When it comes to TV advertisements, they can usually go two ways -- flashy or informative. For the most part, flash dominates the airwaves. Sometimes I watch an advertisement and have no idea what the product is. Microsoft is no stranger to the flashy commercial. If you recall the original Surface ads, they featured trendy people dancing, with a focus on the sound that the kickstand made. It was an overall dud.
It is hard to fault a company for taking this approach, as informative ads can be considered boring. However, Microsoft may have found the perfect balance in its latest Scroogled ad, which features the stars of hit TV show, "Pawn Stars". It is one of the best advertisements I have seen in recent memory and Microsoft deserves applause.
If you aren't familiar with Pawn Stars, it is a loosely-scripted reality show, featuring the activity at a Las Vegas pawn shop. It is wildly popular despite the fact it is shown on the History channel. It is so popular in fact, that it is frequently rerun in mini-marathon viewings.
The video features the pawn shop owner Rick, his father, and an attractive female customer. Sadly, Chumlee is nowhere to be found. The lady is looking to sell her Chromebook in exchange for a bus ticket to Hollywood. Rick laughs at this notion, and explains that he cannot buy it, since it is not what it appears to be. He explains that the Chrome logo indicates it is not a real laptop, as it does not work offline and is missing Office.
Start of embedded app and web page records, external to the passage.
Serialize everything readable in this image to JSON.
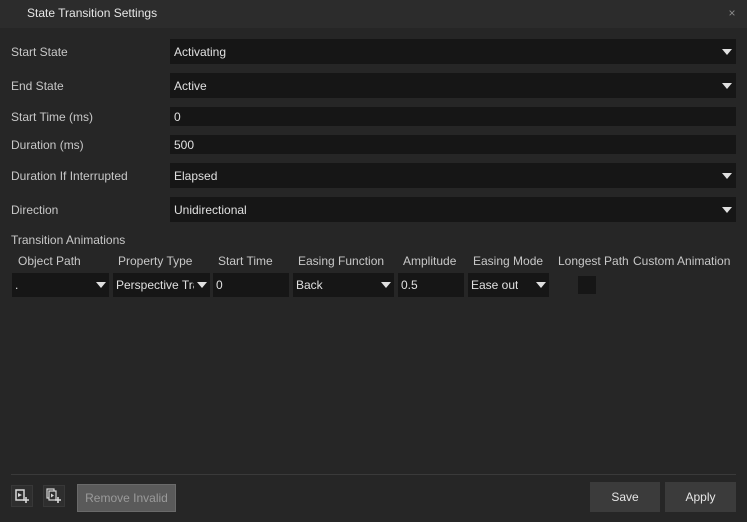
{
  "window": {
    "title": "State Transition Settings",
    "close_glyph": "×"
  },
  "form": {
    "start_state": {
      "label": "Start State",
      "value": "Activating"
    },
    "end_state": {
      "label": "End State",
      "value": "Active"
    },
    "start_time": {
      "label": "Start Time (ms)",
      "value": "0"
    },
    "duration": {
      "label": "Duration (ms)",
      "value": "500"
    },
    "duration_if_interrupted": {
      "label": "Duration If Interrupted",
      "value": "Elapsed"
    },
    "direction": {
      "label": "Direction",
      "value": "Unidirectional"
    }
  },
  "animations": {
    "section_label": "Transition Animations",
    "columns": [
      "Object Path",
      "Property Type",
      "Start Time",
      "Easing Function",
      "Amplitude",
      "Easing Mode",
      "Longest Path",
      "Custom Animation"
    ],
    "rows": [
      {
        "object_path": ".",
        "property_type": "Perspective Tra",
        "start_time": "0",
        "easing_function": "Back",
        "amplitude": "0.5",
        "easing_mode": "Ease out",
        "longest_path": false
      }
    ]
  },
  "footer": {
    "add_animation_icon": "add-animation-icon",
    "add_custom_animation_icon": "add-custom-animation-icon",
    "remove_invalid_label": "Remove Invalid",
    "save_label": "Save",
    "apply_label": "Apply"
  }
}
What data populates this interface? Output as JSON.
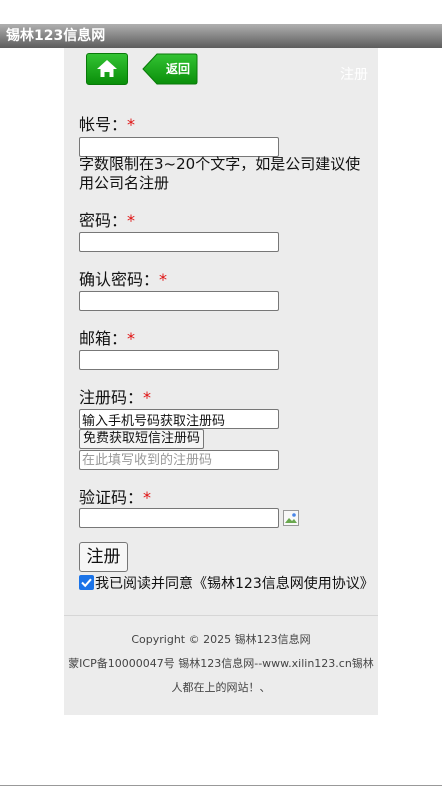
{
  "site": {
    "title": "锡林123信息网"
  },
  "nav": {
    "home_icon": "home-icon",
    "back_label": "返回",
    "page_title": "注册"
  },
  "form": {
    "account": {
      "label": "帐号：",
      "required": "*",
      "hint": "字数限制在3~20个文字，如是公司建议使用公司名注册"
    },
    "password": {
      "label": "密码：",
      "required": "*"
    },
    "confirm_password": {
      "label": "确认密码：",
      "required": "*"
    },
    "email": {
      "label": "邮箱：",
      "required": "*"
    },
    "reg_code": {
      "label": "注册码：",
      "required": "*",
      "phone_value": "输入手机号码获取注册码",
      "sms_button": "免费获取短信注册码",
      "code_placeholder": "在此填写收到的注册码"
    },
    "captcha": {
      "label": "验证码：",
      "required": "*"
    },
    "submit_label": "注册",
    "agree": {
      "checked": true,
      "text": "我已阅读并同意《锡林123信息网使用协议》"
    }
  },
  "footer": {
    "copyright": "Copyright © 2025 锡林123信息网",
    "icp_line1": "蒙ICP备10000047号 锡林123信息网--www.xilin123.cn锡林",
    "icp_line2": "人都在上的网站！、"
  },
  "colors": {
    "accent_green": "#1aa11a",
    "required_red": "#e01010",
    "checkbox_blue": "#1a73e8"
  }
}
He goes so far as to call it a "brick" when it does not have an internet connection.
Besides the digs at ChromeOS, the actors also speak on the major focus of the Scroogled campaign -- harvesting and using user data for profit. Rick tells the customer that Google will track her activity so it can sell advertisements.
To Chromebook fans, all of this is sacrilege. But you know what? It's kind of true. While Chromebooks are inexpensive, the resale value is almost non-existent. I should know, I put my Samsung ARM Chromebook on Craigslist a few weeks ago and nobody wants it. After all, a new Chromebook is only $199. And, it is worthless without an internet connection. Calling it a brick is an exaggeration, but it is not off-base.
The ad is a huge home-run because it is honest, informative and slow-paced so the viewer can take it all in. Say what you will about the Scroogled campaign; just don't call it dishonest. Kudos, Microsoft. Kudos.